OKC citizens, long a prosperous group living in a state capital that is #34 in our deep Place category is amidst a torrent of doubling down on their great weather, low commute time and safety.
Fueled by their #28 ranking for Prosperity, including #35 for Fortune 500 companies and the 24th-highest Household Income, the city is now in torrid build out mode, largely funded by a unique city-building program called MAPS 3. The city’s capital improvements program “uses a one-cent, limited-term sales tax to pay for debt-free projects that improve our quality of life.” It’s also managed by the City Council with the help of a citizens advisory board.
As a longtime business center for the energy, biosciences and aerospace sectors, this is a city where linear thinking just doesn’t cut it.
Yes, there is a new $287-million convention center opening downtown in in 2020, boasting 200,000 square feet of exhibit space, a 35,000-square-foot ballroom and 50,000 square feet of additional space paired with a prime location near the Myriad Botanical Gardens.
But there is also the opening of the only urban whitewater rafting facility in the world. Already designated as an official Olympic and Paralympic training site, Oklahoma City is creating the finest rowing racecourse in the world while investing $25 million in a public whitewater kayaking facility for all skill levels. This builds on the 2016 opening of the city’s whitewater rafting facility, RIVERSPORT Rapids, one of only six man-made white water courses in the country. And yes, both project were funded by MAPS 3.
Most recently, the city was chosen as one of four communities to receive a multi-year grant from the Outdoor Foundation, which aims to make getting outside part of the fabric of peoples’ lives by providing repeat experiences of fun, joy and learning in the outdoors for kids and families of all backgrounds. The city ranks #50 in Parks & Outdoors and #11 in Weather.
This may be oil country, but six miles of downtown streetcar will link major attractions in the downtown area—the most extensive transit initiative of its type in the United States.

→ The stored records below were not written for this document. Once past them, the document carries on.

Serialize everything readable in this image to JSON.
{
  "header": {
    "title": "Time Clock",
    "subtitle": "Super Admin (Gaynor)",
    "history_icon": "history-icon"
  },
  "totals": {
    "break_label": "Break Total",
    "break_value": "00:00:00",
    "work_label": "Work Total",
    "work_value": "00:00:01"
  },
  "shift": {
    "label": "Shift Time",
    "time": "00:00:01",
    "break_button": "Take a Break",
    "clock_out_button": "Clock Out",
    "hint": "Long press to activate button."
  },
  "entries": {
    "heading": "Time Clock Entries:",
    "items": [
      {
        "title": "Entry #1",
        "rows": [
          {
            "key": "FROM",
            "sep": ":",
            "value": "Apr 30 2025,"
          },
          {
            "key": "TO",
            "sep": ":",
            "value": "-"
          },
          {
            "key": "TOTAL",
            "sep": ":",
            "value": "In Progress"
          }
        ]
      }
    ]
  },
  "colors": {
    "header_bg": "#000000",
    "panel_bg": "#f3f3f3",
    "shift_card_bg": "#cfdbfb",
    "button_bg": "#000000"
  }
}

“This is a historic day decades in the making,” said Mayor David Holt at the December 2018 ribbon cutting. “Our streetcar will be an important economic development tool for our entire city, accommodating visitors and residents alike. It will encourage walkability downtown, answer the question of how residents and visitors will circulate downtown once they arrive, and will inspire private investment all along the route.”